Hodeslea, Staveley Road, Eastbourne
December 10th, 1894


To any one who respects the English language, I think 'Scientist' must be about as pleasing a word as 'Electrocution.' I sincerely trust you will not allow the pages of Science-Gossip to be defiled by it.

I am, yours sincerely,
Thos. H. Huxley

British Museum, Cromwell Road
London, W.; December 13th, 1894

Dear Sir,

The illegitimacy of formation of the word 'Scientist' has been sufficiently exposed in the daily press of a week or so ago. I believe it has been shown to be an American importation. However, as within the last quarter of a century a crowd of writers has sprung up who dabble in science, and especially in the great scientific questions of our time, the word 'Scientist' might be retained as an appropriate term for this class.
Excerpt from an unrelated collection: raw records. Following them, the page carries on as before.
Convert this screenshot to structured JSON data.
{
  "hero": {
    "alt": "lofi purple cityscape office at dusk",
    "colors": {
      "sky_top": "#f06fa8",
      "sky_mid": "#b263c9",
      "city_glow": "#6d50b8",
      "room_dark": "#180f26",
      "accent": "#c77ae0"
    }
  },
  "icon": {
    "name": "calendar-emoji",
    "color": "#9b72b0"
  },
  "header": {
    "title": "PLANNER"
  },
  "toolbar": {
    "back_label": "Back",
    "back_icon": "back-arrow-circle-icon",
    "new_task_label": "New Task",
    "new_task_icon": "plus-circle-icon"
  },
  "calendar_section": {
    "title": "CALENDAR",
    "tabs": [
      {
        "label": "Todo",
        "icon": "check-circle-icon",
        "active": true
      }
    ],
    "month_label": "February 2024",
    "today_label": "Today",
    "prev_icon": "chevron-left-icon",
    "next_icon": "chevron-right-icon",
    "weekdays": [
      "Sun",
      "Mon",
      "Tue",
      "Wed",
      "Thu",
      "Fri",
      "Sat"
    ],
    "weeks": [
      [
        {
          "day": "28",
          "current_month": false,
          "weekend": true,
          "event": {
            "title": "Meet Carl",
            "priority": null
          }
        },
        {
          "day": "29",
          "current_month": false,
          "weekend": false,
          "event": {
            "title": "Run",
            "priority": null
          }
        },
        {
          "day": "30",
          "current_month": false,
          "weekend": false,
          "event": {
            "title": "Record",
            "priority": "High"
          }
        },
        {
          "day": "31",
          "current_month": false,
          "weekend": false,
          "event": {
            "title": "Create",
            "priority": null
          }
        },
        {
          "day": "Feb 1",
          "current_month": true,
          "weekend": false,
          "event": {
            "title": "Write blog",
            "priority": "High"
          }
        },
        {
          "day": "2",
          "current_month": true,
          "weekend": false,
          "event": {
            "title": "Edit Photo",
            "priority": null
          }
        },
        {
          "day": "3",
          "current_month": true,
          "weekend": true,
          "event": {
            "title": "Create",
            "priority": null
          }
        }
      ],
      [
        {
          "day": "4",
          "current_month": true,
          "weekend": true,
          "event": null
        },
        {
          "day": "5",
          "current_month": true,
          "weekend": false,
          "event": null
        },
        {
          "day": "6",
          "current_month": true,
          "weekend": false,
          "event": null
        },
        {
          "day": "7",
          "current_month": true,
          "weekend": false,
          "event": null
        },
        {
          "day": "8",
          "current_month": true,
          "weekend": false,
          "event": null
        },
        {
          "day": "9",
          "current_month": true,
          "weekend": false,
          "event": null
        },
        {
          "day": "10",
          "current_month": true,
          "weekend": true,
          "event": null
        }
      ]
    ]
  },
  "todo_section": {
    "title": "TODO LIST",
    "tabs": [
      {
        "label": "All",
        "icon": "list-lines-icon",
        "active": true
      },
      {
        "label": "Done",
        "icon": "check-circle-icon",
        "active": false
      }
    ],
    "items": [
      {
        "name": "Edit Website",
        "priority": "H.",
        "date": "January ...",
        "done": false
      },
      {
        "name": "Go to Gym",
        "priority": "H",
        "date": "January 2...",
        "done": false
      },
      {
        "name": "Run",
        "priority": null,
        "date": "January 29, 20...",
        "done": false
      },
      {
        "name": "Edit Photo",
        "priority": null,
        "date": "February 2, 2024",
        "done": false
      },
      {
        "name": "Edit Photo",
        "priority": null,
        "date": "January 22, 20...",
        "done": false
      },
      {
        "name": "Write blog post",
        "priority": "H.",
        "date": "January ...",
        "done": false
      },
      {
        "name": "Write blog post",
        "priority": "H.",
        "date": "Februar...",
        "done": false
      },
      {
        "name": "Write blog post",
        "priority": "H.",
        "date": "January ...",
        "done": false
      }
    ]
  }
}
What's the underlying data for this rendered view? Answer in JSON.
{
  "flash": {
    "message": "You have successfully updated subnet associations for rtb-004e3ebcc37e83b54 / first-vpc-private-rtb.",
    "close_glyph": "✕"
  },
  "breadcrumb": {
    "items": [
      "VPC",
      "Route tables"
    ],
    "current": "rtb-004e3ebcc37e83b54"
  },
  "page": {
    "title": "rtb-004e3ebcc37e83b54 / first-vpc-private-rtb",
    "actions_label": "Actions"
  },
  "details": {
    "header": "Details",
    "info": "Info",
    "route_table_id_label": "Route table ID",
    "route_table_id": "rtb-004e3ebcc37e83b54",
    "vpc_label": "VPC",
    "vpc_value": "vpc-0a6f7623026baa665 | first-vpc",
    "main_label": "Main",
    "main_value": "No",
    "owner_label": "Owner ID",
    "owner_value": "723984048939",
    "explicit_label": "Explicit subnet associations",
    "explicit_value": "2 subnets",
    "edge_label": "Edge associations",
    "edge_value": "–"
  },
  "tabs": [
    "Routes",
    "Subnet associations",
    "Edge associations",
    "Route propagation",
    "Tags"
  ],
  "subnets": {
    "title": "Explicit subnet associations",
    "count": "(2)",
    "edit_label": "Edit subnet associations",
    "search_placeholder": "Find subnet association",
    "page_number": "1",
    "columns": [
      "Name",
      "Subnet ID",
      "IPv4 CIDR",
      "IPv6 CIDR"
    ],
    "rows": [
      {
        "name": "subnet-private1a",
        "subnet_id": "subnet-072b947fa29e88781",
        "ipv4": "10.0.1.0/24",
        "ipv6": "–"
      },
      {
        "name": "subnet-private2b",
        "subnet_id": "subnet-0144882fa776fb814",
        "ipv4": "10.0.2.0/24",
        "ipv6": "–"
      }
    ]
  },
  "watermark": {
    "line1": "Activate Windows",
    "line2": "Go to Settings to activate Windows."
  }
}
Yours truly,
A. Günther

[Dr. Albert Günther, F.R.S., Head of the Zoological Department of the British Museum.]


C. Blinderman & D. Joyce
Clark University